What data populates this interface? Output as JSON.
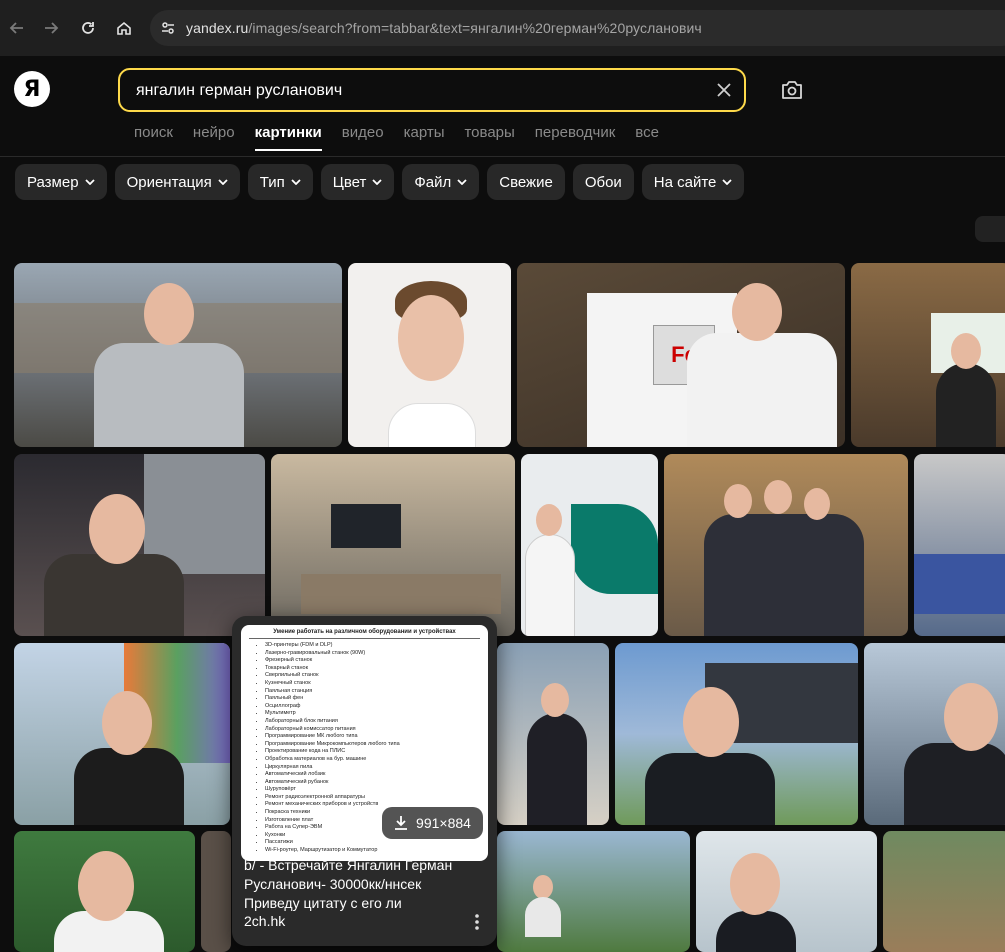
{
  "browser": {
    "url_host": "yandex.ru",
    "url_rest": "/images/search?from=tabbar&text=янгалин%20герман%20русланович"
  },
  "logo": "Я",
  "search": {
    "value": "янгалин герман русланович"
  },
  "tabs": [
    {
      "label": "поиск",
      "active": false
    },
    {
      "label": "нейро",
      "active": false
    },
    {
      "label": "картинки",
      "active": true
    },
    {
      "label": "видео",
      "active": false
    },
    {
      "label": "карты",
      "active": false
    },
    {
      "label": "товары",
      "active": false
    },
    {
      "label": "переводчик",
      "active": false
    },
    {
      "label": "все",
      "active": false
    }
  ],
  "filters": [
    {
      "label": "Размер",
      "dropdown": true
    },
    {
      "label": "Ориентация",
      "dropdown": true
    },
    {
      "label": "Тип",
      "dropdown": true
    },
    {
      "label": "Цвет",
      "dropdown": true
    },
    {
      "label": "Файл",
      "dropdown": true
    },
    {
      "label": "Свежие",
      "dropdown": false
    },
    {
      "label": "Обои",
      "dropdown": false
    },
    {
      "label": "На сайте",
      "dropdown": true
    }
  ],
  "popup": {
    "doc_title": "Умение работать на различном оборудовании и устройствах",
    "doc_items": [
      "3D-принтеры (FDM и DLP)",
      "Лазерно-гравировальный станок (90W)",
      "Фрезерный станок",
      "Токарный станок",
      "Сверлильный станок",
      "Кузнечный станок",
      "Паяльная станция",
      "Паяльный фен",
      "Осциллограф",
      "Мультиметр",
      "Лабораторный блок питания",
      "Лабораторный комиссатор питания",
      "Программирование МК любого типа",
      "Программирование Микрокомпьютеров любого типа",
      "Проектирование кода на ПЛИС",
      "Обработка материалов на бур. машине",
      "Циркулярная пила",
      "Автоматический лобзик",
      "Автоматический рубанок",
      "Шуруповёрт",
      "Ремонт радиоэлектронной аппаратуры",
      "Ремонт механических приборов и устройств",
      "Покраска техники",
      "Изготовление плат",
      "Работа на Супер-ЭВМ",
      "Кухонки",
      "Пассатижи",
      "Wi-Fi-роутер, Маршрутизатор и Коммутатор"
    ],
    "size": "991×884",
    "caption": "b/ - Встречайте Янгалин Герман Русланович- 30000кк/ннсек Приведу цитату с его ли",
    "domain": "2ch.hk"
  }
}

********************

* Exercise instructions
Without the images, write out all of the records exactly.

* Output of the task
What data populates this interface? Output as JSON.
{
  "browser": {
    "url_host": "yandex.ru",
    "url_rest": "/images/search?from=tabbar&text=янгалин%20герман%20русланович"
  },
  "logo": "Я",
  "search": {
    "value": "янгалин герман русланович"
  },
  "tabs": [
    {
      "label": "поиск",
      "active": false
    },
    {
      "label": "нейро",
      "active": false
    },
    {
      "label": "картинки",
      "active": true
    },
    {
      "label": "видео",
      "active": false
    },
    {
      "label": "карты",
      "active": false
    },
    {
      "label": "товары",
      "active": false
    },
    {
      "label": "переводчик",
      "active": false
    },
    {
      "label": "все",
      "active": false
    }
  ],
  "filters": [
    {
      "label": "Размер",
      "dropdown": true
    },
    {
      "label": "Ориентация",
      "dropdown": true
    },
    {
      "label": "Тип",
      "dropdown": true
    },
    {
      "label": "Цвет",
      "dropdown": true
    },
    {
      "label": "Файл",
      "dropdown": true
    },
    {
      "label": "Свежие",
      "dropdown": false
    },
    {
      "label": "Обои",
      "dropdown": false
    },
    {
      "label": "На сайте",
      "dropdown": true
    }
  ],
  "popup": {
    "doc_title": "Умение работать на различном оборудовании и устройствах",
    "doc_items": [
      "3D-принтеры (FDM и DLP)",
      "Лазерно-гравировальный станок (90W)",
      "Фрезерный станок",
      "Токарный станок",
      "Сверлильный станок",
      "Кузнечный станок",
      "Паяльная станция",
      "Паяльный фен",
      "Осциллограф",
      "Мультиметр",
      "Лабораторный блок питания",
      "Лабораторный комиссатор питания",
      "Программирование МК любого типа",
      "Программирование Микрокомпьютеров любого типа",
      "Проектирование кода на ПЛИС",
      "Обработка материалов на бур. машине",
      "Циркулярная пила",
      "Автоматический лобзик",
      "Автоматический рубанок",
      "Шуруповёрт",
      "Ремонт радиоэлектронной аппаратуры",
      "Ремонт механических приборов и устройств",
      "Покраска техники",
      "Изготовление плат",
      "Работа на Супер-ЭВМ",
      "Кухонки",
      "Пассатижи",
      "Wi-Fi-роутер, Маршрутизатор и Коммутатор"
    ],
    "size": "991×884",
    "caption": "b/ - Встречайте Янгалин Герман Русланович- 30000кк/ннсек Приведу цитату с его ли",
    "domain": "2ch.hk"
  }
}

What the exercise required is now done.